This technological shift needs to be taken into account when considering early childhood learning. However, Wannamaker believes that “very young children should only be looking at a screen for short periods of time, and benefit greatly from adults reading aloud to them, talking and singing with them, telling stories, or other interactions, all of which help them to develop cognitively and linguistically. Babies and toddlers using iphones or tablets on a regular basis is a relatively new trend, and I don’t think there’s been enough research yet to know exactly how these practices affect child development. If I were the parent of a young child, I would limit and monitor screen time until they enter elementary school, but I wouldn’t do away with it entirely.”
“Literacy in the 21st Century is digital literacy,” Wannamaker explains, “and we need to prepare young people to live and work in their future, not our past. Young people need to learn digital, visual, and mulit-modal literacies so that they can read, create, and think critically about new media texts.
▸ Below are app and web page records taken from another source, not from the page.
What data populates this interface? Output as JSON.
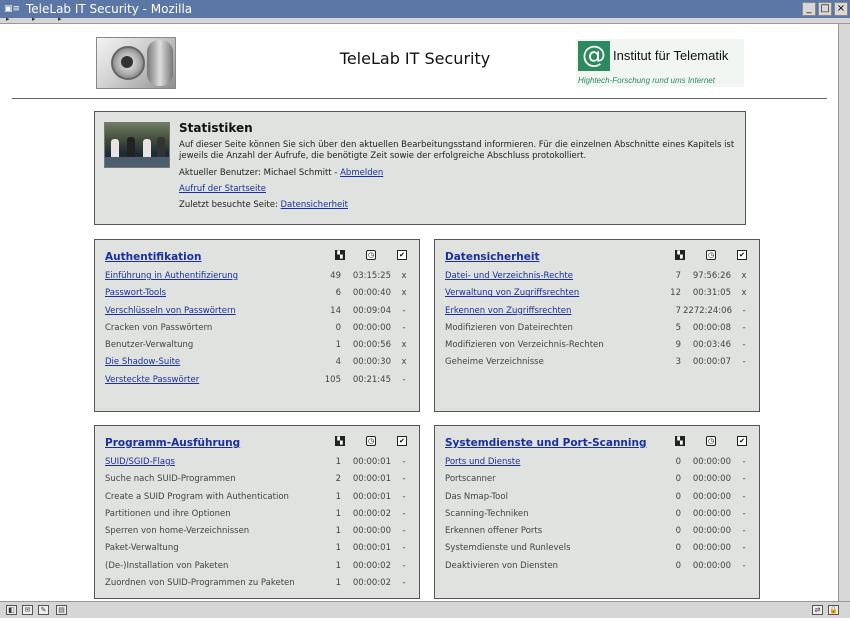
{
  "window": {
    "title": "TeleLab IT Security - Mozilla",
    "controls": {
      "minimize": "_",
      "maximize": "□",
      "close": "×"
    }
  },
  "header": {
    "site_title": "TeleLab IT Security",
    "institute_name": "Institut für Telematik",
    "institute_slogan": "Hightech-Forschung rund ums Internet",
    "logo_symbol": "@"
  },
  "stats": {
    "heading": "Statistiken",
    "description": "Auf dieser Seite können Sie sich über den aktuellen Bearbeitungsstand informieren. Für die einzelnen Abschnitte eines Kapitels ist jeweils die Anzahl der Aufrufe, die benötigte Zeit sowie der erfolgreiche Abschluss protokolliert.",
    "user_label": "Aktueller Benutzer: Michael Schmitt - ",
    "logout_link": "Abmelden",
    "start_link": "Aufruf der Startseite",
    "last_page_label": "Zuletzt besuchte Seite: ",
    "last_page_link": "Datensicherheit"
  },
  "panels": [
    {
      "title": "Authentifikation",
      "rows": [
        {
          "name": "Einführung in Authentifizierung",
          "link": true,
          "count": "49",
          "time": "03:15:25",
          "done": "x"
        },
        {
          "name": "Passwort-Tools",
          "link": true,
          "count": "6",
          "time": "00:00:40",
          "done": "x"
        },
        {
          "name": "Verschlüsseln von Passwörtern",
          "link": true,
          "count": "14",
          "time": "00:09:04",
          "done": "-"
        },
        {
          "name": "Cracken von Passwörtern",
          "link": false,
          "count": "0",
          "time": "00:00:00",
          "done": "-"
        },
        {
          "name": "Benutzer-Verwaltung",
          "link": false,
          "count": "1",
          "time": "00:00:56",
          "done": "x"
        },
        {
          "name": "Die Shadow-Suite",
          "link": true,
          "count": "4",
          "time": "00:00:30",
          "done": "x"
        },
        {
          "name": "Versteckte Passwörter",
          "link": true,
          "count": "105",
          "time": "00:21:45",
          "done": "-"
        }
      ]
    },
    {
      "title": "Datensicherheit",
      "rows": [
        {
          "name": "Datei- und Verzeichnis-Rechte",
          "link": true,
          "count": "7",
          "time": "97:56:26",
          "done": "x"
        },
        {
          "name": "Verwaltung von Zugriffsrechten",
          "link": true,
          "count": "12",
          "time": "00:31:05",
          "done": "x"
        },
        {
          "name": "Erkennen von Zugriffsrechten",
          "link": true,
          "count": "7",
          "time": "2272:24:06",
          "done": "-"
        },
        {
          "name": "Modifizieren von Dateirechten",
          "link": false,
          "count": "5",
          "time": "00:00:08",
          "done": "-"
        },
        {
          "name": "Modifizieren von Verzeichnis-Rechten",
          "link": false,
          "count": "9",
          "time": "00:03:46",
          "done": "-"
        },
        {
          "name": "Geheime Verzeichnisse",
          "link": false,
          "count": "3",
          "time": "00:00:07",
          "done": "-"
        }
      ]
    },
    {
      "title": "Programm-Ausführung",
      "rows": [
        {
          "name": "SUID/SGID-Flags",
          "link": true,
          "count": "1",
          "time": "00:00:01",
          "done": "-"
        },
        {
          "name": "Suche nach SUID-Programmen",
          "link": false,
          "count": "2",
          "time": "00:00:01",
          "done": "-"
        },
        {
          "name": "Create a SUID Program with Authentication",
          "link": false,
          "count": "1",
          "time": "00:00:01",
          "done": "-"
        },
        {
          "name": "Partitionen und ihre Optionen",
          "link": false,
          "count": "1",
          "time": "00:00:02",
          "done": "-"
        },
        {
          "name": "Sperren von home-Verzeichnissen",
          "link": false,
          "count": "1",
          "time": "00:00:00",
          "done": "-"
        },
        {
          "name": "Paket-Verwaltung",
          "link": false,
          "count": "1",
          "time": "00:00:01",
          "done": "-"
        },
        {
          "name": "(De-)Installation von Paketen",
          "link": false,
          "count": "1",
          "time": "00:00:02",
          "done": "-"
        },
        {
          "name": "Zuordnen von SUID-Programmen zu Paketen",
          "link": false,
          "count": "1",
          "time": "00:00:02",
          "done": "-"
        }
      ]
    },
    {
      "title": "Systemdienste und Port-Scanning",
      "rows": [
        {
          "name": "Ports und Dienste",
          "link": true,
          "count": "0",
          "time": "00:00:00",
          "done": "-"
        },
        {
          "name": "Portscanner",
          "link": false,
          "count": "0",
          "time": "00:00:00",
          "done": "-"
        },
        {
          "name": "Das Nmap-Tool",
          "link": false,
          "count": "0",
          "time": "00:00:00",
          "done": "-"
        },
        {
          "name": "Scanning-Techniken",
          "link": false,
          "count": "0",
          "time": "00:00:00",
          "done": "-"
        },
        {
          "name": "Erkennen offener Ports",
          "link": false,
          "count": "0",
          "time": "00:00:00",
          "done": "-"
        },
        {
          "name": "Systemdienste und Runlevels",
          "link": false,
          "count": "0",
          "time": "00:00:00",
          "done": "-"
        },
        {
          "name": "Deaktivieren von Diensten",
          "link": false,
          "count": "0",
          "time": "00:00:00",
          "done": "-"
        }
      ]
    }
  ],
  "column_icons": {
    "visits": "visits-icon",
    "time": "clock-icon",
    "done": "checkbox-icon"
  },
  "colors": {
    "panel_bg": "#dfe2de",
    "link": "#1a2fa0",
    "titlebar": "#5a77a6",
    "logo_green": "#2d8a5e"
  }
}
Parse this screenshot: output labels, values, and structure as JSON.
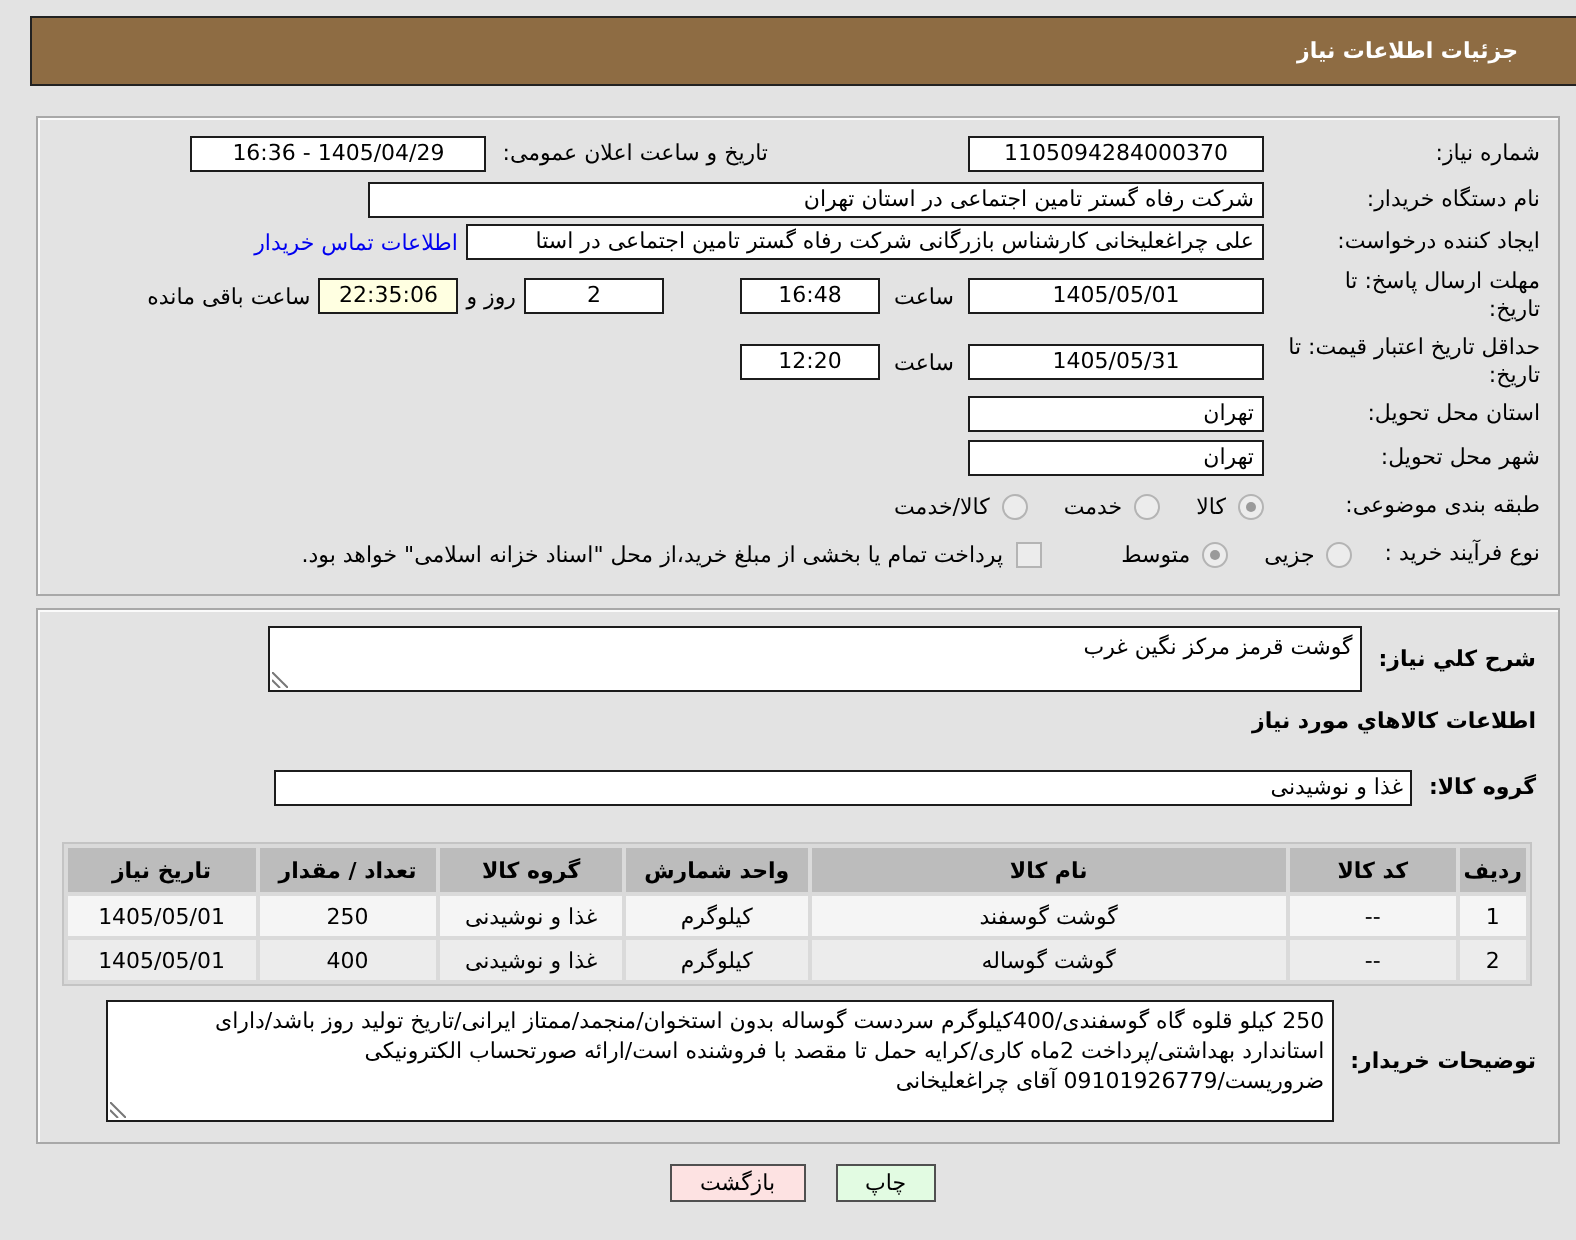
{
  "header": {
    "title": "جزئیات اطلاعات نیاز"
  },
  "details": {
    "need_number": {
      "label": "شماره نیاز:",
      "value": "1105094284000370"
    },
    "announcement": {
      "label": "تاریخ و ساعت اعلان عمومی:",
      "value": "1405/04/29 - 16:36"
    },
    "buyer_org": {
      "label": "نام دستگاه خریدار:",
      "value": "شرکت رفاه گستر تامین اجتماعی در استان تهران"
    },
    "requester": {
      "label": "ایجاد کننده درخواست:",
      "value": "علی چراغعلیخانی کارشناس بازرگانی شرکت رفاه گستر تامین اجتماعی در استا",
      "link": "اطلاعات تماس خریدار"
    },
    "response_deadline": {
      "label": "مهلت ارسال پاسخ: تا تاریخ:",
      "date": "1405/05/01",
      "time_label": "ساعت",
      "time": "16:48",
      "days": "2",
      "days_label": "روز و",
      "remaining_time": "22:35:06",
      "remaining_label": "ساعت باقی مانده"
    },
    "price_validity": {
      "label": "حداقل تاریخ اعتبار قیمت: تا تاریخ:",
      "date": "1405/05/31",
      "time_label": "ساعت",
      "time": "12:20"
    },
    "delivery_province": {
      "label": "استان محل تحویل:",
      "value": "تهران"
    },
    "delivery_city": {
      "label": "شهر محل تحویل:",
      "value": "تهران"
    },
    "subject_category": {
      "label": "طبقه بندی موضوعی:",
      "disabled": true,
      "options": [
        {
          "label": "کالا",
          "selected": true
        },
        {
          "label": "خدمت",
          "selected": false
        },
        {
          "label": "کالا/خدمت",
          "selected": false
        }
      ]
    },
    "purchase_process": {
      "label": "نوع فرآیند خرید :",
      "disabled": true,
      "options": [
        {
          "label": "جزیی",
          "selected": false
        },
        {
          "label": "متوسط",
          "selected": true
        }
      ],
      "treasury_payment": {
        "label": "پرداخت تمام یا بخشی از مبلغ خرید،از محل \"اسناد خزانه اسلامی\" خواهد بود.",
        "checked": false,
        "disabled": true
      }
    }
  },
  "items": {
    "description": {
      "label": "شرح کلي نیاز:",
      "value": "گوشت قرمز مرکز نگین غرب"
    },
    "section_title": "اطلاعات کالاهاي مورد نیاز",
    "goods_group": {
      "label": "گروه کالا:",
      "value": "غذا و نوشیدنی"
    },
    "table": {
      "columns": [
        "ردیف",
        "کد کالا",
        "نام کالا",
        "واحد شمارش",
        "گروه کالا",
        "تعداد / مقدار",
        "تاریخ نیاز"
      ],
      "rows": [
        [
          "1",
          "--",
          "گوشت گوسفند",
          "کیلوگرم",
          "غذا و نوشیدنی",
          "250",
          "1405/05/01"
        ],
        [
          "2",
          "--",
          "گوشت گوساله",
          "کیلوگرم",
          "غذا و نوشیدنی",
          "400",
          "1405/05/01"
        ]
      ]
    },
    "buyer_notes": {
      "label": "توضیحات خریدار:",
      "value": "250 کیلو قلوه گاه گوسفندی/400کیلوگرم سردست گوساله بدون استخوان/منجمد/ممتاز ایرانی/تاریخ تولید روز باشد/دارای استاندارد بهداشتی/پرداخت 2ماه کاری/کرایه حمل تا مقصد با فروشنده است/ارائه صورتحساب الکترونیکی ضروریست/09101926779 آقای چراغعلیخانی"
    }
  },
  "buttons": [
    {
      "label": "چاپ",
      "kind": "print"
    },
    {
      "label": "بازگشت",
      "kind": "back"
    }
  ]
}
This means that, as they are learning to read and write on paper, children must also be learning to read, write, and create in virtual spaces.”
(Xi’an bookstore children’s area)
SOME SUGGESTIONS TO RECAPTURE YOUR CHILDREN’S FAVORITES
It would be difficult to talk with so many children’s librarians and not ask about those books and authors that mean the most to them. First, this caution from Wannamaker:
“Classics, in both children’s and adults’ literature, are often books written by white, western, male authors and are characterized as having ‘stood the test of time’ because they have received accolades from scholars, teachers, librarians, critics, and other gatekeepers (very few of which are actual children, which is a problem because adults are deciding which books children should most enjoy, without a whole lot of input from child readers). Over the past few decades, this canon has been challenged, and rightfully so, as including a number of books with deeply racist, homophobic, sexist portrayals and themes. Additionally, the canon has typically excluded books written by cultural or ethnic minorities.”
Lisa Von Drasek, Curator of the Children’s Literature Research Collections at the University of Minnesota Libraries suggests these titles as some recent favorites that reflect a broad range of perspectives and ethnicities:
- Mariahadessa Ekere Tallie, illustrated by Ashleigh Corrin, Layla’s Happiness (Enchanted Lion Books)
- Derrick Barnes, illustrated by Gordon C. James, Crown: An Ode to the Fresh Cut (Agate Bolden/Denene Millner Books)
- Micha Archer, Daniel Finds a Poem (Nancy Paulsen Books)
- Cheryl Minnema, author, illustrated by Julie Flett, Johnny’s Pheasant (University of Minnesota Press)
- Kevin Noble Maillard, illustrated by Juana Martinez-Neal, Fry Bread: A Native American Family Story (Macmillian)
- Kao Kalia Yang, illustrated by Seo Kim, A Map into the World (Lerner Publishing)
- Isabel Quintero, illustrated by Zeke Peña, My Papi Has a Motorcycle (Penguin Random House)
- Shabazz Larkin, The Thing about Bees: A Love Letter (Readers to Eaters).
In the classic book Olivia by Ian Falconer, everyone’s favorite pig reminds us that “reading never wears me out.” Even if you don’t have your own small person to read to, there are plenty of schools and daycare centers that would love to have your time to perhaps inspire reading in the next generation! It’s our future as well as theirs.
Nancy Herther is a writer, consultant and soon-to-be retired Sociology/Anthropology Librarian at the University of Minnesota Libraries and can be reached at firstname.lastname@example.org.